> **WHAT NEEDS TO BE DONE**:
Where a line in the data below includes the word "JSON", count it. State the total and nothing more.

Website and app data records
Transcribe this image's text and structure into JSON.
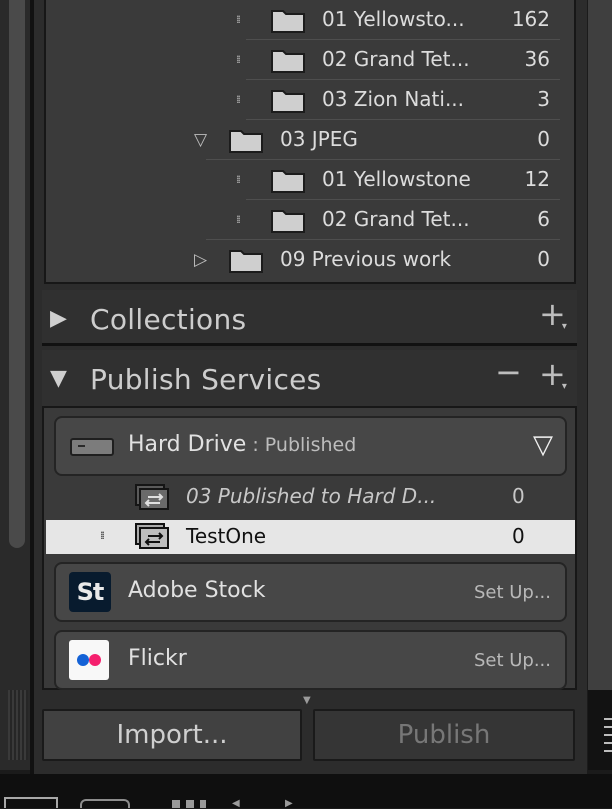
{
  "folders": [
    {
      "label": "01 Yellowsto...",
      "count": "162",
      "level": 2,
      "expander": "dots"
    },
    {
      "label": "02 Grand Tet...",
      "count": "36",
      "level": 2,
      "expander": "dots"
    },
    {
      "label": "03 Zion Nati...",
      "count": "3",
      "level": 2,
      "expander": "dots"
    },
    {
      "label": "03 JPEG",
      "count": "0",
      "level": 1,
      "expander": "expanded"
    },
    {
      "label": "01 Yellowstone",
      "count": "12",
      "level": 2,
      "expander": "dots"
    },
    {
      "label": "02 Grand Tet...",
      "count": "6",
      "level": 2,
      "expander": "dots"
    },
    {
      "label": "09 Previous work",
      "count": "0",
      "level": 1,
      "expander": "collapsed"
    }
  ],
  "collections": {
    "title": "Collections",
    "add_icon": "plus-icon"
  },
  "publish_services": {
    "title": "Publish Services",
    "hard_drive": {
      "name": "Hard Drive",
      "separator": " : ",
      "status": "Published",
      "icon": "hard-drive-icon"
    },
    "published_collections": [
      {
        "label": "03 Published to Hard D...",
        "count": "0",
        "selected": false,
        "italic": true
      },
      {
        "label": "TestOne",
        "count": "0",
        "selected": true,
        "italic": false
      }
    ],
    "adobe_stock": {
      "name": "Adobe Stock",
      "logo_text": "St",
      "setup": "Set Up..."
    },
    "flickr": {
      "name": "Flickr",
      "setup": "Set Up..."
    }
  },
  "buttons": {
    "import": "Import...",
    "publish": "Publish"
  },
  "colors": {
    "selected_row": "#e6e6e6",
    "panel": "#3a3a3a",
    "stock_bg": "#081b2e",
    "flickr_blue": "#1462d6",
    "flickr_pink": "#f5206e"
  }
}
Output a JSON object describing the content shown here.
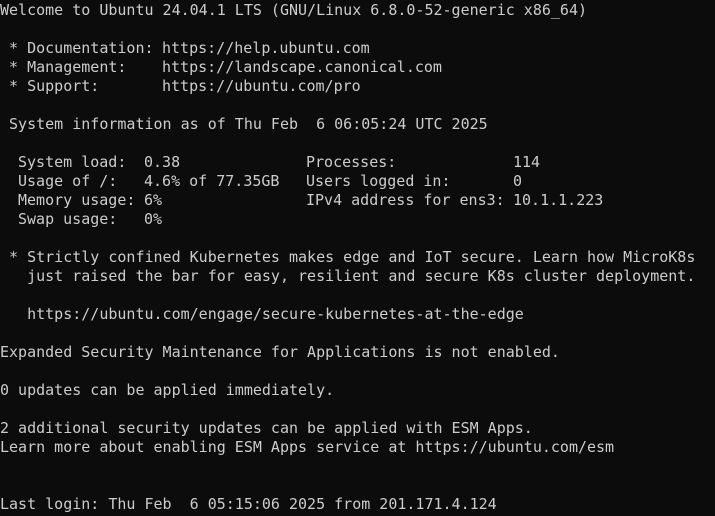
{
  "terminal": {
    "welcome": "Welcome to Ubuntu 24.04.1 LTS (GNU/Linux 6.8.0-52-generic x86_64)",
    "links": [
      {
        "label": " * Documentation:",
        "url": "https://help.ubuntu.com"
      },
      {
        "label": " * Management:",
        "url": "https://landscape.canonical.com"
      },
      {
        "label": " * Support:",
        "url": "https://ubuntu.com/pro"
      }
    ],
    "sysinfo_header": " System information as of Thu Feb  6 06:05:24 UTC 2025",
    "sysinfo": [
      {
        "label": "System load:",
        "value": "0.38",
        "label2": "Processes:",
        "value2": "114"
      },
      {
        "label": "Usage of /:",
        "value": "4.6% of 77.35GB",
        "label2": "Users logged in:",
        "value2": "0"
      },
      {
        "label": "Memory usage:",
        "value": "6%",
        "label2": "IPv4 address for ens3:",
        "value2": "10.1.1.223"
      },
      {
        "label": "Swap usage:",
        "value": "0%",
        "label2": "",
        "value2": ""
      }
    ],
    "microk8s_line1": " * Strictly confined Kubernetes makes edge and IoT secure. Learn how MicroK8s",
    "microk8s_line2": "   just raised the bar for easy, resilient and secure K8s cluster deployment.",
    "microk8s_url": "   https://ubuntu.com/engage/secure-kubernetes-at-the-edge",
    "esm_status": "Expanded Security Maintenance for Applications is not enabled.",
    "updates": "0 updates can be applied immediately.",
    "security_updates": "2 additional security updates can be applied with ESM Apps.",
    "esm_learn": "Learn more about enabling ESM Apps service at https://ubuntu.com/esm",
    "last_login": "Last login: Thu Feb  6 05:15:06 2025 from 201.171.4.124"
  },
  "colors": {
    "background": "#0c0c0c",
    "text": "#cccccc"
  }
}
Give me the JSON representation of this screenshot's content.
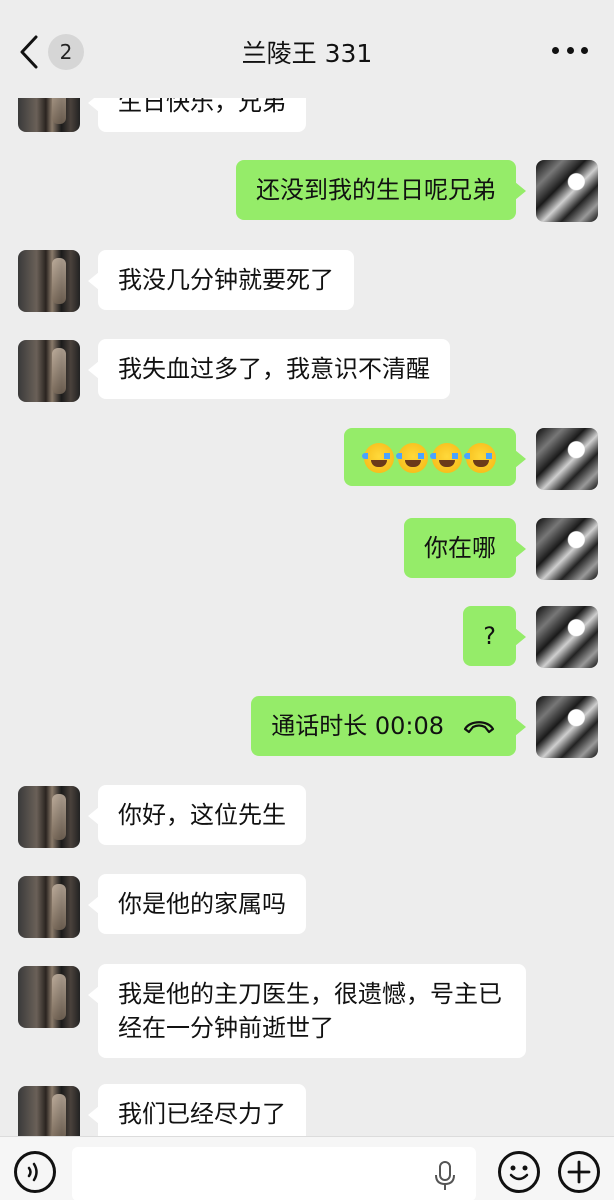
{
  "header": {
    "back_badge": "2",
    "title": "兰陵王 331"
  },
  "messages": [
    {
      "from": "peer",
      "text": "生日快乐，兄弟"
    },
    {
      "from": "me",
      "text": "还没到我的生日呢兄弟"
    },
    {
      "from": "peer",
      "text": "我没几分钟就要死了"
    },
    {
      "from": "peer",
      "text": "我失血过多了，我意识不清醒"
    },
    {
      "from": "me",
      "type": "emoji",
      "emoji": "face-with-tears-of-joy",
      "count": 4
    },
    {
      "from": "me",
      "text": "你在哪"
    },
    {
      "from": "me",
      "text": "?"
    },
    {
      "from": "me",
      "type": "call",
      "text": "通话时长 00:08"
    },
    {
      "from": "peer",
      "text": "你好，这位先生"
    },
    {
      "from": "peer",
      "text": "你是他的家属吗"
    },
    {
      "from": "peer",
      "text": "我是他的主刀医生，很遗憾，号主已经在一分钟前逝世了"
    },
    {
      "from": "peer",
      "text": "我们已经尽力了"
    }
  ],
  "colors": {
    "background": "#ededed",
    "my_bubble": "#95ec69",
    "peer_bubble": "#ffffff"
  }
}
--
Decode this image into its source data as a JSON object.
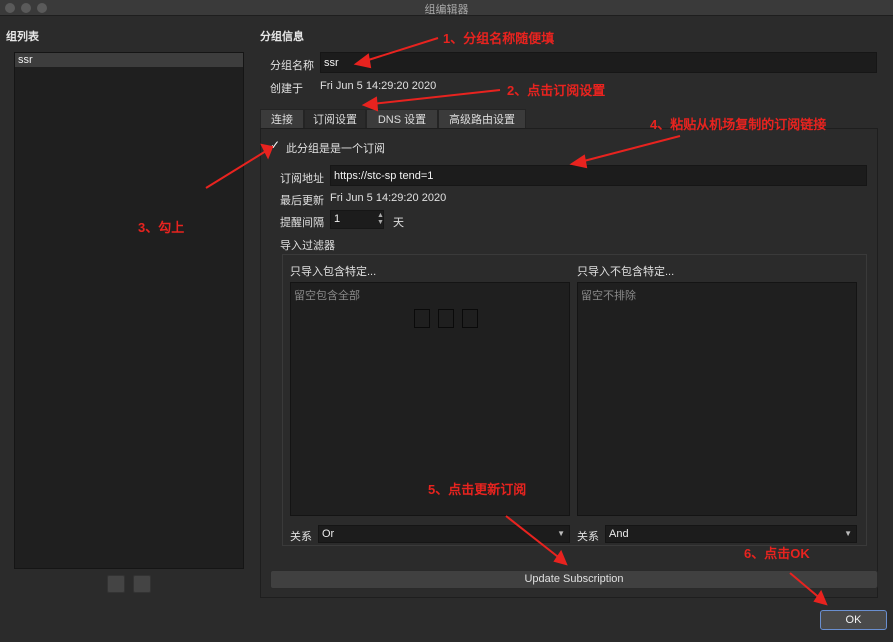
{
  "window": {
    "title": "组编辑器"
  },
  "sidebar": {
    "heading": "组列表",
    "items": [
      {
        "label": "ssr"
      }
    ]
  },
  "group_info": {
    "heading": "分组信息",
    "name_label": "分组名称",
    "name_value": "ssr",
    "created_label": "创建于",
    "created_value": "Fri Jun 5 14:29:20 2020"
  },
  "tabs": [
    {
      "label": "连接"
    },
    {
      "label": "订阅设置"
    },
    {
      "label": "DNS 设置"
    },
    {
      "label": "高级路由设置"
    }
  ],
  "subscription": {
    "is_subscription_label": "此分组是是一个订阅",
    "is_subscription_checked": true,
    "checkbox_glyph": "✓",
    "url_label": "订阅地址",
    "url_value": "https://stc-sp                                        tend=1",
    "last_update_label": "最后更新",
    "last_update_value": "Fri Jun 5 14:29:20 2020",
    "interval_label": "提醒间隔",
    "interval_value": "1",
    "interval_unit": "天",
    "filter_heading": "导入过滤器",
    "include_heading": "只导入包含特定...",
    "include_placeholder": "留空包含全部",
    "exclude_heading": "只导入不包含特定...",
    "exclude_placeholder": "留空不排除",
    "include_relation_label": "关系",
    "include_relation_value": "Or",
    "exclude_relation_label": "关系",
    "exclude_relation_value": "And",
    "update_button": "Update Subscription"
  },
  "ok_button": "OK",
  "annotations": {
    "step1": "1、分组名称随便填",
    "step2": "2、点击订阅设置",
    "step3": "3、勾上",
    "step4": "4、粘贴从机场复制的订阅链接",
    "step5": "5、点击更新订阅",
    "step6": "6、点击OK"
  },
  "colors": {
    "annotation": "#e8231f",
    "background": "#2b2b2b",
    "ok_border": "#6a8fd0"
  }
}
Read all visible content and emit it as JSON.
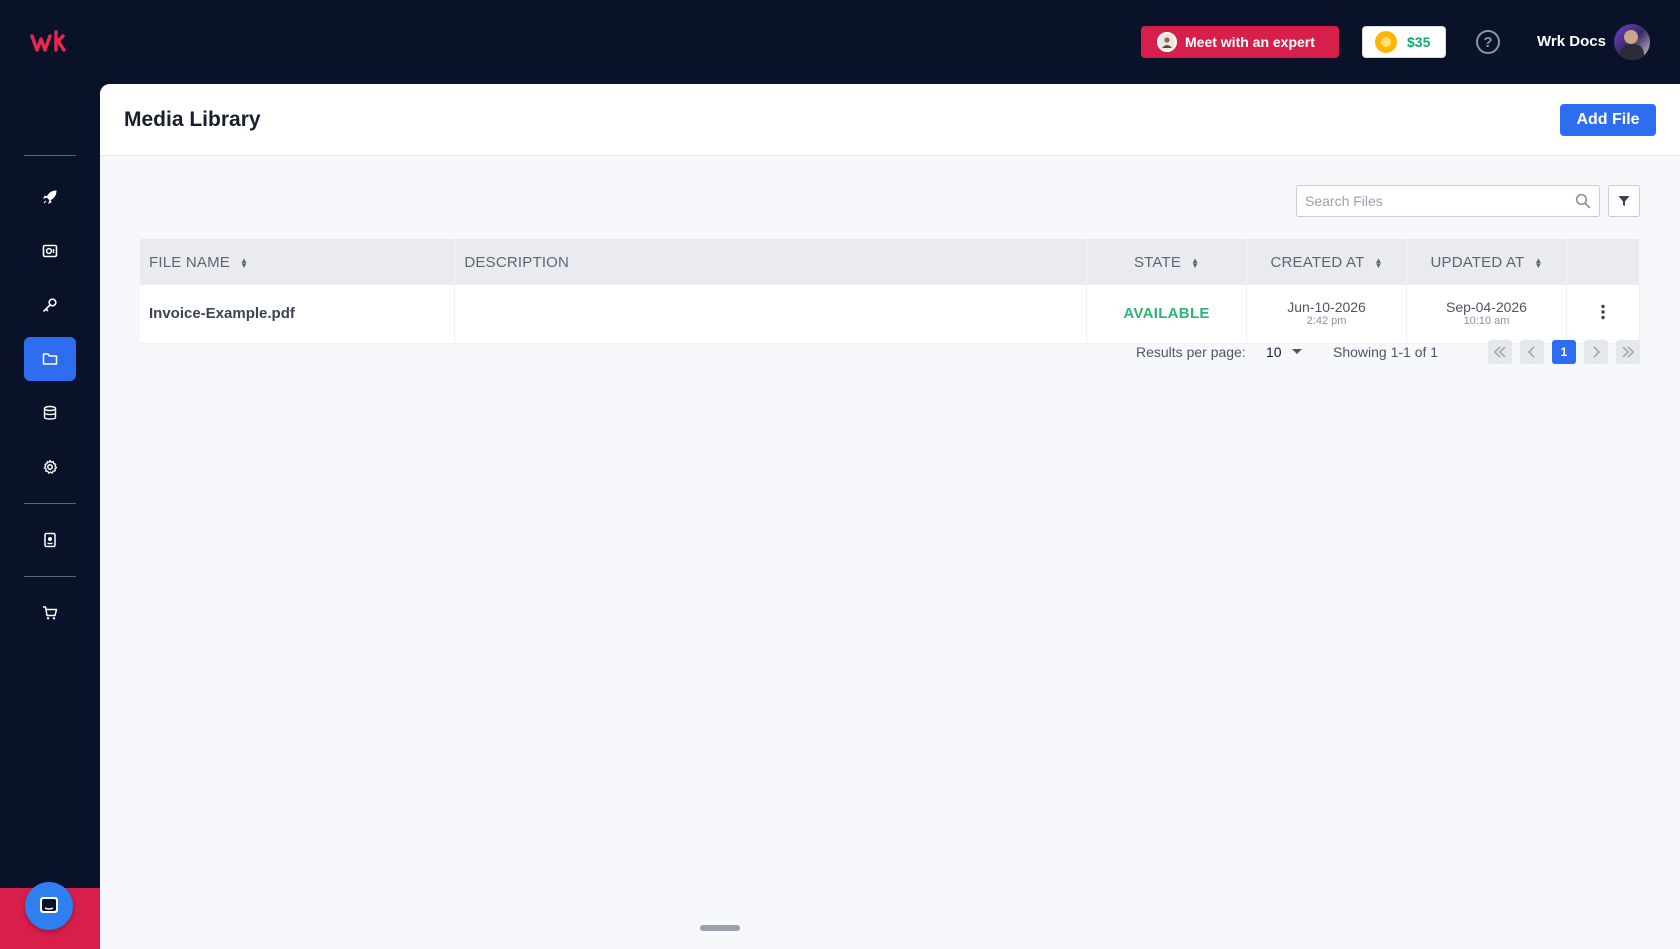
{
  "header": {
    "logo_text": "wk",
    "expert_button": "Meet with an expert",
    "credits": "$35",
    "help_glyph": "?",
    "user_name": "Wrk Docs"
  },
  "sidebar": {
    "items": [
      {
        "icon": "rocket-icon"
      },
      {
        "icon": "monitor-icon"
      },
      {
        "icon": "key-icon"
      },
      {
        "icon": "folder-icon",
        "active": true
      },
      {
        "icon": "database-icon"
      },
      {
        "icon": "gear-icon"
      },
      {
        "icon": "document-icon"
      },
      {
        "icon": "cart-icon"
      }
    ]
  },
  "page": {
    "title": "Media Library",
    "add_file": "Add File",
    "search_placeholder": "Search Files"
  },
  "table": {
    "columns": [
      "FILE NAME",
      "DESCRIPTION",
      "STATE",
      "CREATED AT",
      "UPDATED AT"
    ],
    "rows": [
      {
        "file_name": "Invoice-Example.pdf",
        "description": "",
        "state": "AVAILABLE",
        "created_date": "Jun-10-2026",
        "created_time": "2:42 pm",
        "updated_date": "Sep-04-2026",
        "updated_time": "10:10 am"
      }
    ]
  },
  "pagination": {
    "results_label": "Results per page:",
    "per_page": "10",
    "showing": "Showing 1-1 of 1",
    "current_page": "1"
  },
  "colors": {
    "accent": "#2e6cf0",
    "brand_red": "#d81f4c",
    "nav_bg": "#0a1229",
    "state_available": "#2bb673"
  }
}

> **WRITTEN RESPONSE**:
5